Breast cancers have been extensively studied at the genomic and transcriptomic levels in the hope of tailoring therapeutic regimens. Researchers generate deep coverage proteomes from several clinical breast cancer samples, and use machine learning techniques to uncover biological processes altered in specific cancer subtypes.
Systems-wide profiling of breast cancer has almost always entailed RNA and DNA analysis by microarray and sequencing techniques. Marked developments in proteomic technologies now enable very deep profiling of clinical samples, with high identification and quantification accuracy.
Researchers analysed 40 oestrogen receptor positive (luminal), Her2 positive and triple negative breast tumors and reached a quantitative depth of >10,000 proteins.
These proteomic profiles identified functional differences between breast cancer subtypes, related to energy metabolism, cell growth, mRNA translation and cell–cell communication.
Furthermore, they derived a signature of 19 proteins, which differ between the breast cancer subtypes, through support vector machine (SVM)-based classification and feature selection.
Remarkably, only three proteins of the signature were associated with gene copy number variations and eleven were also reflected on the mRNA level.

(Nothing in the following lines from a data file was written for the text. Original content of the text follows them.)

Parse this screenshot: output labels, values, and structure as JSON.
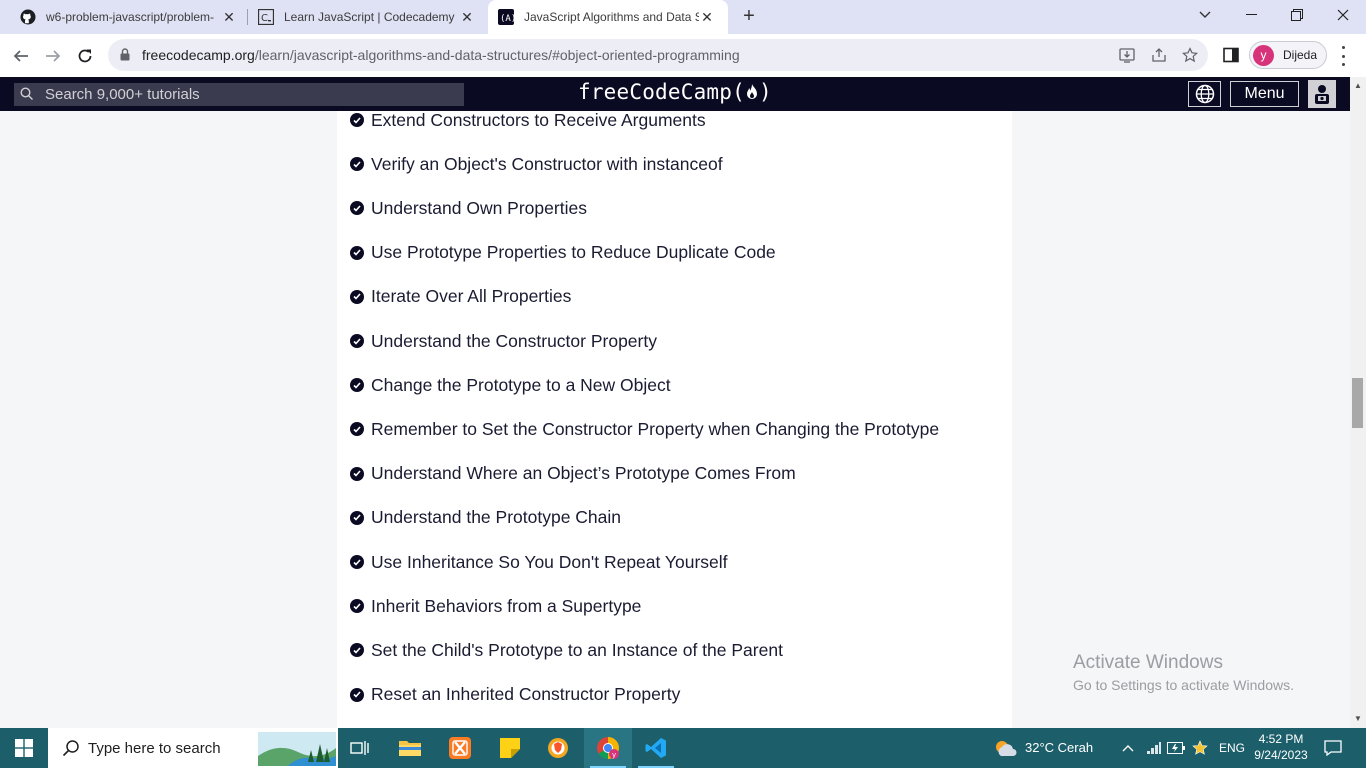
{
  "browser": {
    "tabs": [
      {
        "title": "w6-problem-javascript/problem-",
        "icon": "github-icon",
        "active": false
      },
      {
        "title": "Learn JavaScript | Codecademy",
        "icon": "codecademy-icon",
        "active": false
      },
      {
        "title": "JavaScript Algorithms and Data S",
        "icon": "freecodecamp-icon",
        "active": true
      }
    ],
    "url_host": "freecodecamp.org",
    "url_path": "/learn/javascript-algorithms-and-data-structures/#object-oriented-programming",
    "profile_initial": "y",
    "profile_name": "Dijeda"
  },
  "fcc_nav": {
    "search_placeholder": "Search 9,000+ tutorials",
    "logo": "freeCodeCamp(🔥)",
    "logo_text": "freeCodeCamp(",
    "logo_end": ")",
    "menu_label": "Menu"
  },
  "lessons": [
    "Extend Constructors to Receive Arguments",
    "Verify an Object's Constructor with instanceof",
    "Understand Own Properties",
    "Use Prototype Properties to Reduce Duplicate Code",
    "Iterate Over All Properties",
    "Understand the Constructor Property",
    "Change the Prototype to a New Object",
    "Remember to Set the Constructor Property when Changing the Prototype",
    "Understand Where an Object’s Prototype Comes From",
    "Understand the Prototype Chain",
    "Use Inheritance So You Don't Repeat Yourself",
    "Inherit Behaviors from a Supertype",
    "Set the Child's Prototype to an Instance of the Parent",
    "Reset an Inherited Constructor Property"
  ],
  "watermark": {
    "line1": "Activate Windows",
    "line2": "Go to Settings to activate Windows."
  },
  "taskbar": {
    "search_placeholder": "Type here to search",
    "weather": "32°C  Cerah",
    "language": "ENG",
    "time": "4:52 PM",
    "date": "9/24/2023"
  },
  "colors": {
    "fcc_dark": "#0a0a23",
    "tabstrip": "#dfe1f4",
    "taskbar": "#1c5f6b"
  }
}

These breast cancer features revealed by our work provide novel insights that may ultimately translate to development of subtype-specific therapeutics.